Work to be completed:
Scan the listing below. Return every line containing the string "group".
━━━━
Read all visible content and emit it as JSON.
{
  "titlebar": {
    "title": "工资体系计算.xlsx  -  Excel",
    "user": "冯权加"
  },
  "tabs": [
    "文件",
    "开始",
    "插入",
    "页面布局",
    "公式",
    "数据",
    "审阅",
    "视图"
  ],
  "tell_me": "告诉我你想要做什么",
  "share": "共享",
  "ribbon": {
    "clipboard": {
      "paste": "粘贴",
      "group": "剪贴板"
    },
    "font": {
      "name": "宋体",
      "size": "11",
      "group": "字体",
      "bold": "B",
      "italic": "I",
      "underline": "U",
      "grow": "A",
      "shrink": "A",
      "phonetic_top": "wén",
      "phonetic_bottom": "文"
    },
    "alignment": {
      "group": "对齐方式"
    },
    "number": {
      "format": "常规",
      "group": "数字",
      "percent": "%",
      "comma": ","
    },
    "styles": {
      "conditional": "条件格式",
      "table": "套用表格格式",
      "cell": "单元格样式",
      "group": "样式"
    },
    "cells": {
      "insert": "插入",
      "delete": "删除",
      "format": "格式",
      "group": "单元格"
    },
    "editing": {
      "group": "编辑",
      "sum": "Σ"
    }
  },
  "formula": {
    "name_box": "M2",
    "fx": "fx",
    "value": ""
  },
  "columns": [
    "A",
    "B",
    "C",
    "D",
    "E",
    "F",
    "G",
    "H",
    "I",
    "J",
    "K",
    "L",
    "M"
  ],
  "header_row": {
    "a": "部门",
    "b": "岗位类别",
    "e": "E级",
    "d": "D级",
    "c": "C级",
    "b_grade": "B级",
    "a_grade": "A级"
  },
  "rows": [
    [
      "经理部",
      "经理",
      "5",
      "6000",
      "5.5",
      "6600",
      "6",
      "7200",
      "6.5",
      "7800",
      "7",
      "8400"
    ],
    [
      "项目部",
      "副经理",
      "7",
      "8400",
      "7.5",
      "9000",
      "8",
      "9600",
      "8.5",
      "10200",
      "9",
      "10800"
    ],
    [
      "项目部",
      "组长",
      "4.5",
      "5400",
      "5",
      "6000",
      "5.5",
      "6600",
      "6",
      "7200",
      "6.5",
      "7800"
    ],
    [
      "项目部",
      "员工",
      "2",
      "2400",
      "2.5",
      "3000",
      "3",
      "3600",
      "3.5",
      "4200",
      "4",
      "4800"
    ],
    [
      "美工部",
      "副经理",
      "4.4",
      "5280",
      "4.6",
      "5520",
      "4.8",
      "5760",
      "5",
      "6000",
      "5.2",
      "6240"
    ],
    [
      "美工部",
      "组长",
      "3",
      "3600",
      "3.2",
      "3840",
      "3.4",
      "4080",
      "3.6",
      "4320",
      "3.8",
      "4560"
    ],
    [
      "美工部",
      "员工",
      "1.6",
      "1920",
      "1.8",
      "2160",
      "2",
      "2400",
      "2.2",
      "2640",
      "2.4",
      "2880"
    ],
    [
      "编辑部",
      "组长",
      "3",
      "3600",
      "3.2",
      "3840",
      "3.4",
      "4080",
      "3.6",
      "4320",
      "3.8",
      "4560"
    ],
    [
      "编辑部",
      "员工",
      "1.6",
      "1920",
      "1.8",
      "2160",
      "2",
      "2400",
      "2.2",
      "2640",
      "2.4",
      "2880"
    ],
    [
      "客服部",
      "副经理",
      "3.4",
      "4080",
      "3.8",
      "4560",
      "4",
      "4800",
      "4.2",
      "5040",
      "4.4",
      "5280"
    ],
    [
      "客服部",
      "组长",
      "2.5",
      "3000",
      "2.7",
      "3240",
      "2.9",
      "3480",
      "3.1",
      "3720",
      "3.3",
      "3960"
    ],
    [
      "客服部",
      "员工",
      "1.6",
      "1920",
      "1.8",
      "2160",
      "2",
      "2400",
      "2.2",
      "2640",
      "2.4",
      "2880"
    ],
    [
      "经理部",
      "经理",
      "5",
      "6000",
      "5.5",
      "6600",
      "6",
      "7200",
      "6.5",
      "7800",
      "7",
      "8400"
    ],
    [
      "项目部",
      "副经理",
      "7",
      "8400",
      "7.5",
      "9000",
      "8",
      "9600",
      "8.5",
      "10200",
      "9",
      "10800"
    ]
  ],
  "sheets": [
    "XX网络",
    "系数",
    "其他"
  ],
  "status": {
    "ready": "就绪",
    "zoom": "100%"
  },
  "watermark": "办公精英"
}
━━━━
Response to the task:
      "group": "剪贴板"
      "group": "字体",
      "group": "对齐方式"
      "group": "数字",
      "group": "样式"
      "group": "单元格"
      "group": "编辑",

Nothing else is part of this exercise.